Thinking about expertise differently: GM risk assessment as an ecology of regulatory knowledge

InSIS Seminar Series: Ecologies of Expertise

Date: Tuesday 9 June

Time: 3pm-5pm

Location: Seminar Room, 64 Banbury Road, Oxford OX2 6PN.

Speaker: David Demortain, Laboratoire Interdisciplinaire Sciences Innovations Sociétés

Title: Thinking about expertise differently: GM risk assessment as an ecology of regulatory knowledge

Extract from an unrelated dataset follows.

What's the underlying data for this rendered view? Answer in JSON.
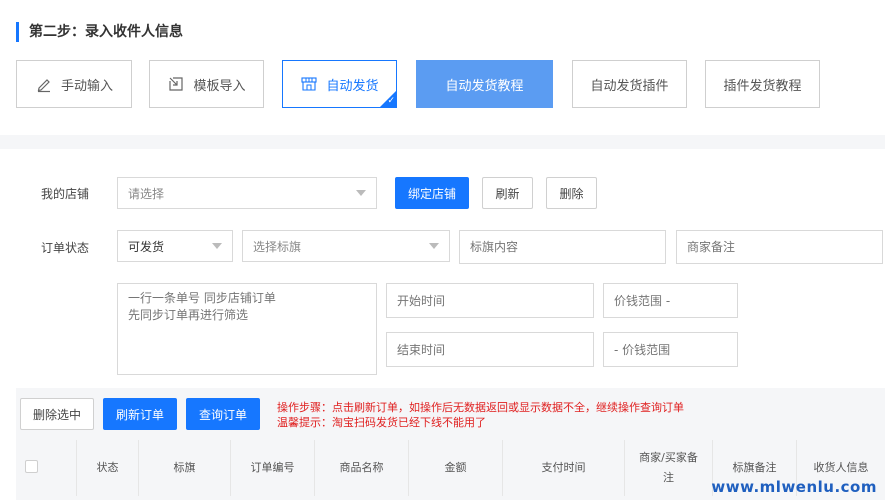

The control over standards of regulatory evidence is one of the factors that determine who may be called an expert, despite the level of scrutiny and contestation that surrounds claims to expertise, specifically in public and controversial environments. The history of the regulatory testing of genetically modified organisms shows that that standards of proof are simultaneously shaped in various inter-related spaces (industrial, academic, regulatory, civic spaces among others), and are thus varied, if not multiple. Standards of proof get selected or deselected, rise or fall, depending on what happens in this complex environment, or what may be called an ecology of regulatory knowledge, that heavily determines who may prove products safe or unsafe, and thus claim to be an expert.

About the Seminar Series: Whom do we trust?

An 'expert', by standard definition, has particular skills or knowledge of their field. Today, a wide range of scientists, scholars, doctors, oracles, pundits and others are called upon to explain, judge, predict and guide decisions in diverse fields. What skills, knowledge, qualifications, or experience are included or excluded in expectations, assumptions and implementation of expertise? Seminars in this series will explore how experts, expert knowledge, and expertise come to be recognised as credible, legitimate, and authoritative, for example in relation to ‘lay knowledge’, or ignorance. Sites at which these ecologies may be explored include interfaces among experts themselves, as well as interactions with tools and models, and with decision makers and publics.